What you will do>
Across the records below, how many lines contain the string "Booking"? Give the number by itself.

Dataset rows for apps and sites:
###
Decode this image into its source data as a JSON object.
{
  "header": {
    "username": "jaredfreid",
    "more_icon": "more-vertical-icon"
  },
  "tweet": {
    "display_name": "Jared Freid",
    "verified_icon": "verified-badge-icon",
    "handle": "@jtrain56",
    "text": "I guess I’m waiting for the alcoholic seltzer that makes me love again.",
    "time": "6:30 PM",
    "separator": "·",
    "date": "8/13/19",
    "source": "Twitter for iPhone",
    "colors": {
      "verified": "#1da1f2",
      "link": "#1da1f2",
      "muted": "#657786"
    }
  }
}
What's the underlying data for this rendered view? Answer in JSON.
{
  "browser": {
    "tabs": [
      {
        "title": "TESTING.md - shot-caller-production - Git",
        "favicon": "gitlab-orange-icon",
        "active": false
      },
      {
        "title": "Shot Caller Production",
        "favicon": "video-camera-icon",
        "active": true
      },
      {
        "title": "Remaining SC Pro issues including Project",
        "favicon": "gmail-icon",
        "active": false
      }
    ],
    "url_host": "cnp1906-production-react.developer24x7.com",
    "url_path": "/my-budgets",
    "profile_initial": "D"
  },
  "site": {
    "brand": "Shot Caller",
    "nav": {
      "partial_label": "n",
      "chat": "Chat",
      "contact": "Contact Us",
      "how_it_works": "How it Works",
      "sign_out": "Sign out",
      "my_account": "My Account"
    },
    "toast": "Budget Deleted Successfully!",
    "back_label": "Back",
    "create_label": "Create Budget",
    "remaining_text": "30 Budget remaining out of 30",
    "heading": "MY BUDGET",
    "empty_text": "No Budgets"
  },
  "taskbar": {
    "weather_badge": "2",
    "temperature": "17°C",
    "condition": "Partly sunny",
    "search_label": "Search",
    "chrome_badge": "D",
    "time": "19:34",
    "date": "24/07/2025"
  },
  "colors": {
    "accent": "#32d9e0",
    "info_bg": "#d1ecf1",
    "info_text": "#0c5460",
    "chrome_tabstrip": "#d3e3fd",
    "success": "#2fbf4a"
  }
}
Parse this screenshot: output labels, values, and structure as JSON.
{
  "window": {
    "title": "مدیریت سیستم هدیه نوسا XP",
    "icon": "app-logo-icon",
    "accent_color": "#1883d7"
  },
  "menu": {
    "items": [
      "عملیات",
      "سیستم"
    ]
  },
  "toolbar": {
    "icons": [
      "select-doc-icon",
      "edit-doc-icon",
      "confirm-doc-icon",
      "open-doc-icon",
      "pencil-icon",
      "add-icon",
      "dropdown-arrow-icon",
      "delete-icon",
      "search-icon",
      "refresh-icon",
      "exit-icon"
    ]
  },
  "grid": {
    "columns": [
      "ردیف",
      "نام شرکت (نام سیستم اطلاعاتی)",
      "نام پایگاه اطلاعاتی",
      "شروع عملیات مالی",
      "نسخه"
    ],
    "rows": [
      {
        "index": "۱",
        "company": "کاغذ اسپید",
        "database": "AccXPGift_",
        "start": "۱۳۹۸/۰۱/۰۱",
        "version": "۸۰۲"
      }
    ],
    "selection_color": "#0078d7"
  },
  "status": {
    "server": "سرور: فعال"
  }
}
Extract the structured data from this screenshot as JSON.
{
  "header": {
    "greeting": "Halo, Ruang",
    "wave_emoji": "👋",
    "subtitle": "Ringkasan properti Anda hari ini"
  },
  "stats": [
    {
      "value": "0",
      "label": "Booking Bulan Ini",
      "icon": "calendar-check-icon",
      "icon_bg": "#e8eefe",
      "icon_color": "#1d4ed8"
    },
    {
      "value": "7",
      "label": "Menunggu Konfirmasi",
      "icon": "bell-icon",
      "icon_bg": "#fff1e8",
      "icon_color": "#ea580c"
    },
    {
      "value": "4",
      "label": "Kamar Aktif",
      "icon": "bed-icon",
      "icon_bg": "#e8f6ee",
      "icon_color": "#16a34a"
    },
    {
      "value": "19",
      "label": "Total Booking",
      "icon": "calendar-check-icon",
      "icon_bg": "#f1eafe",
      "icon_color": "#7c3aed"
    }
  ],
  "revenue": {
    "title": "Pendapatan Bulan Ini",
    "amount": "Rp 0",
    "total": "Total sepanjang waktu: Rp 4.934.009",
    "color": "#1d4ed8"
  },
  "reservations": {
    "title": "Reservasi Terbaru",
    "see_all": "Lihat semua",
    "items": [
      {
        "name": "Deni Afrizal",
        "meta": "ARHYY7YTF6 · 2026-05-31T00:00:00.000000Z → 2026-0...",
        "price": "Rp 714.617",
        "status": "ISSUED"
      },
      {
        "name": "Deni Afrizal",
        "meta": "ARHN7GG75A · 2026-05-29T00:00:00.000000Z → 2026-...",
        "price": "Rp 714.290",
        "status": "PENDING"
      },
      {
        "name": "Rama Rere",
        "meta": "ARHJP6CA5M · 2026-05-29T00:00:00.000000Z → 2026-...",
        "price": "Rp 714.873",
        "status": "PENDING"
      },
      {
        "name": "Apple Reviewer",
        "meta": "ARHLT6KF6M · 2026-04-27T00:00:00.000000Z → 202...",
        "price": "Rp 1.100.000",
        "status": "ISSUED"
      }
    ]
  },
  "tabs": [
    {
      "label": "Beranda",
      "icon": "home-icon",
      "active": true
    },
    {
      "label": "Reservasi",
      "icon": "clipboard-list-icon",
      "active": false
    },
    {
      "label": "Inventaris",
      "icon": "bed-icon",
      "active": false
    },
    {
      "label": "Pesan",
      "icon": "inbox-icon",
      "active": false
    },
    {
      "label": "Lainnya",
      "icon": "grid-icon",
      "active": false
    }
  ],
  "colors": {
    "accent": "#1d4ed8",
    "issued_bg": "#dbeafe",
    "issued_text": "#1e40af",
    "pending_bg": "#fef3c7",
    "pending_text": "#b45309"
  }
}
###
Output for this exercise>
2